In the listing below, find each line with the string "total" and return it.

(Given records)

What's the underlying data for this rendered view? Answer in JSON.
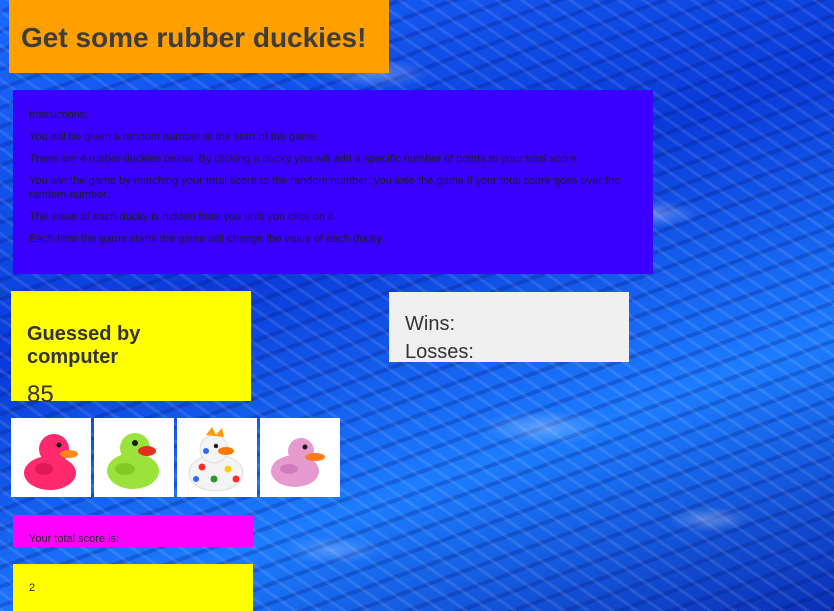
{
  "title": "Get some rubber duckies!",
  "instructions": {
    "heading": "Instructions:",
    "lines": [
      "You will be given a random number at the start of the game.",
      "There are 4 rubber duckies below. By clicking a ducky you will add a specific number of points to your total score.",
      "You win the game by matching your total score to the random number; you lose the game if your total score goes over the random number.",
      "The value of each ducky is hidden from you until you click on it.",
      "Each time the game starts the game will change the value of each ducky."
    ]
  },
  "guess": {
    "label": "Guessed by computer",
    "value": "85"
  },
  "record": {
    "wins_label": "Wins:",
    "losses_label": "Losses:"
  },
  "duckies": [
    {
      "icon": "pink-rubber-duck-icon",
      "color": "#ff2a6d"
    },
    {
      "icon": "green-rubber-duck-icon",
      "color": "#9be33a"
    },
    {
      "icon": "polka-dot-rubber-duck-icon",
      "color": "#ffffff"
    },
    {
      "icon": "light-pink-rubber-duck-icon",
      "color": "#e79ad0"
    }
  ],
  "score": {
    "label": "Your total score is:",
    "value": "2"
  },
  "colors": {
    "title_bg": "#ff9f00",
    "instructions_bg": "#3a00ff",
    "guess_bg": "#ffff00",
    "record_bg": "#f0f0f0",
    "score_label_bg": "#ff00ff",
    "score_value_bg": "#ffff00"
  }
}
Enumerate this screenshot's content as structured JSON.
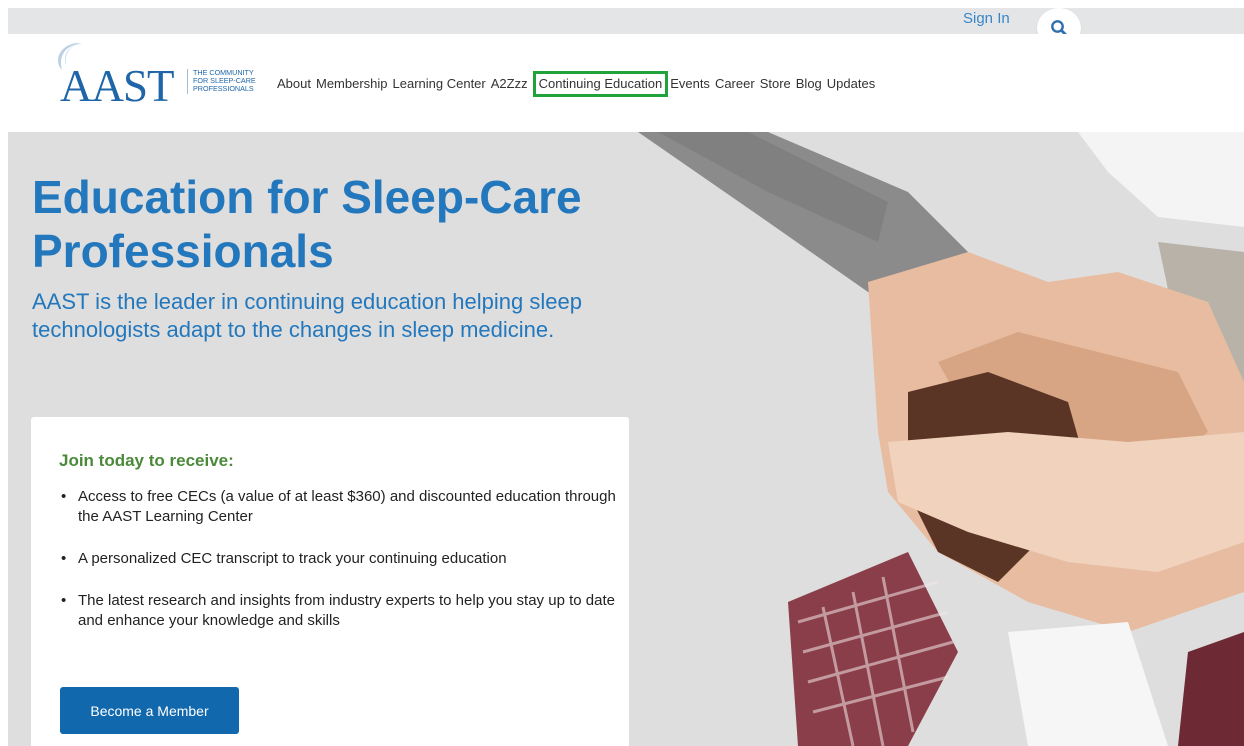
{
  "topbar": {
    "sign_in": "Sign In",
    "search_icon": "search-icon"
  },
  "header": {
    "logo_text": "AAST",
    "logo_tagline": [
      "THE COMMUNITY",
      "FOR SLEEP-CARE",
      "PROFESSIONALS"
    ],
    "nav": [
      {
        "label": "About"
      },
      {
        "label": "Membership"
      },
      {
        "label": "Learning Center"
      },
      {
        "label": "A2Zzz"
      },
      {
        "label": "Continuing Education",
        "highlighted": true
      },
      {
        "label": "Events"
      },
      {
        "label": "Career"
      },
      {
        "label": "Store"
      },
      {
        "label": "Blog"
      },
      {
        "label": "Updates"
      }
    ]
  },
  "hero": {
    "title": "Education for Sleep-Care Professionals",
    "subtitle": "AAST is the leader in continuing education helping sleep technologists adapt to the changes in sleep medicine.",
    "card": {
      "heading": "Join today to receive:",
      "bullets": [
        "Access to free CECs (a value of at least $360) and discounted education through the AAST Learning Center",
        "A personalized CEC transcript to track your continuing education",
        "The latest research and insights from industry experts to help you stay up to date and enhance your knowledge and skills"
      ],
      "cta": "Become a Member"
    }
  },
  "colors": {
    "brand_blue": "#2378bd",
    "logo_blue": "#1f66a9",
    "link_blue": "#3a87c8",
    "heading_green": "#4b8a3a",
    "highlight_green": "#1fa33a",
    "button_blue": "#1168ad"
  }
}
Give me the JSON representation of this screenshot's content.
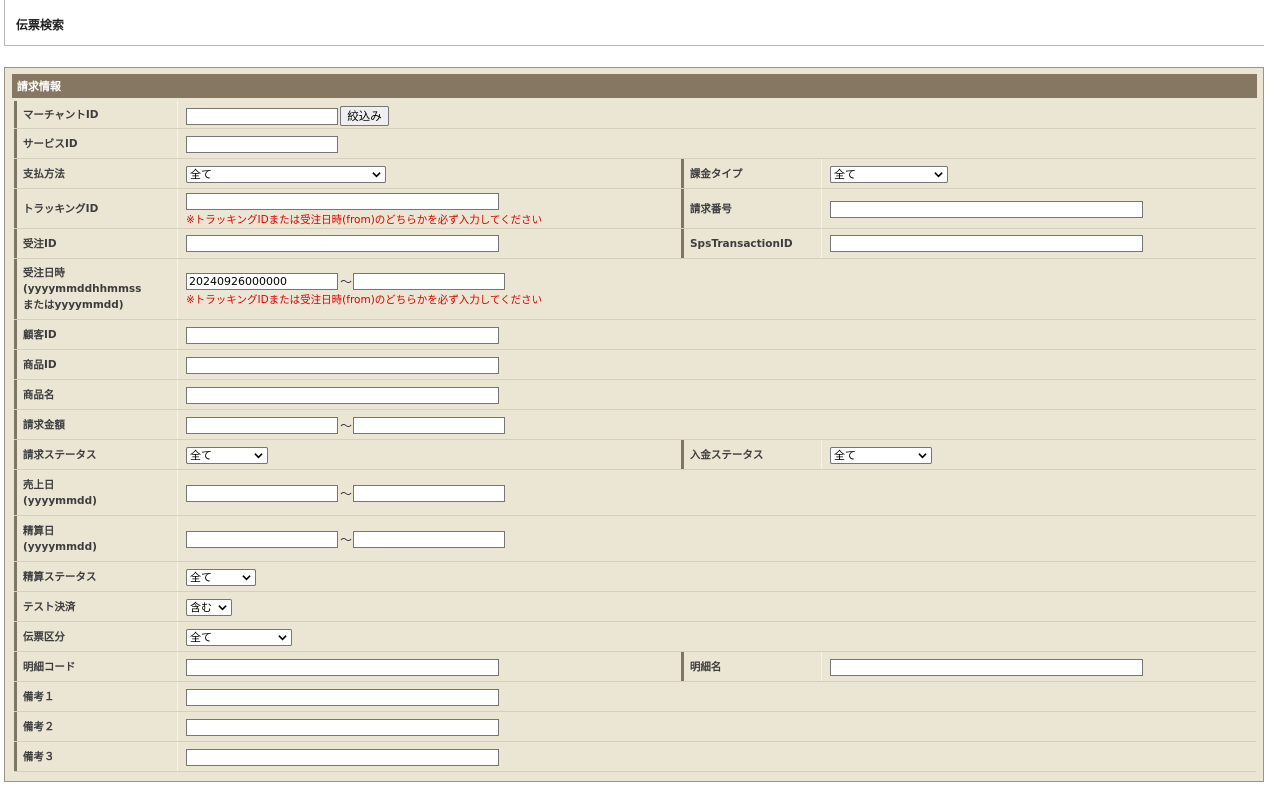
{
  "page": {
    "title": "伝票検索"
  },
  "panel": {
    "title": "請求情報"
  },
  "fields": {
    "merchant_id": {
      "label": "マーチャントID",
      "value": ""
    },
    "filter_button": "絞込み",
    "service_id": {
      "label": "サービスID",
      "value": ""
    },
    "payment_method": {
      "label": "支払方法",
      "selected": "全て"
    },
    "billing_type": {
      "label": "課金タイプ",
      "selected": "全て"
    },
    "tracking_id": {
      "label": "トラッキングID",
      "value": ""
    },
    "tracking_note": "※トラッキングIDまたは受注日時(from)のどちらかを必ず入力してください",
    "invoice_number": {
      "label": "請求番号",
      "value": ""
    },
    "order_id": {
      "label": "受注ID",
      "value": ""
    },
    "sps_transaction_id": {
      "label": "SpsTransactionID",
      "value": ""
    },
    "order_datetime": {
      "label_line1": "受注日時",
      "label_line2": "(yyyymmddhhmmss",
      "label_line3": "またはyyyymmdd)",
      "from": "20240926000000",
      "to": "",
      "note": "※トラッキングIDまたは受注日時(from)のどちらかを必ず入力してください"
    },
    "customer_id": {
      "label": "顧客ID",
      "value": ""
    },
    "product_id": {
      "label": "商品ID",
      "value": ""
    },
    "product_name": {
      "label": "商品名",
      "value": ""
    },
    "billing_amount": {
      "label": "請求金額",
      "from": "",
      "to": ""
    },
    "billing_status": {
      "label": "請求ステータス",
      "selected": "全て"
    },
    "payment_status": {
      "label": "入金ステータス",
      "selected": "全て"
    },
    "sales_date": {
      "label_line1": "売上日",
      "label_line2": "(yyyymmdd)",
      "from": "",
      "to": ""
    },
    "settlement_date": {
      "label_line1": "精算日",
      "label_line2": "(yyyymmdd)",
      "from": "",
      "to": ""
    },
    "settlement_status": {
      "label": "精算ステータス",
      "selected": "全て"
    },
    "test_payment": {
      "label": "テスト決済",
      "selected": "含む"
    },
    "slip_type": {
      "label": "伝票区分",
      "selected": "全て"
    },
    "detail_code": {
      "label": "明細コード",
      "value": ""
    },
    "detail_name": {
      "label": "明細名",
      "value": ""
    },
    "remarks1": {
      "label": "備考１",
      "value": ""
    },
    "remarks2": {
      "label": "備考２",
      "value": ""
    },
    "remarks3": {
      "label": "備考３",
      "value": ""
    },
    "range_separator": "～"
  },
  "icons": {
    "select_caret": "chevron-down-icon"
  }
}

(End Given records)

Your solution:
      "There are 4 rubber duckies below. By clicking a ducky you will add a specific number of points to your total score.",
      "You win the game by matching your total score to the random number; you lose the game if your total score goes over the random number.",
    "label": "Your total score is:",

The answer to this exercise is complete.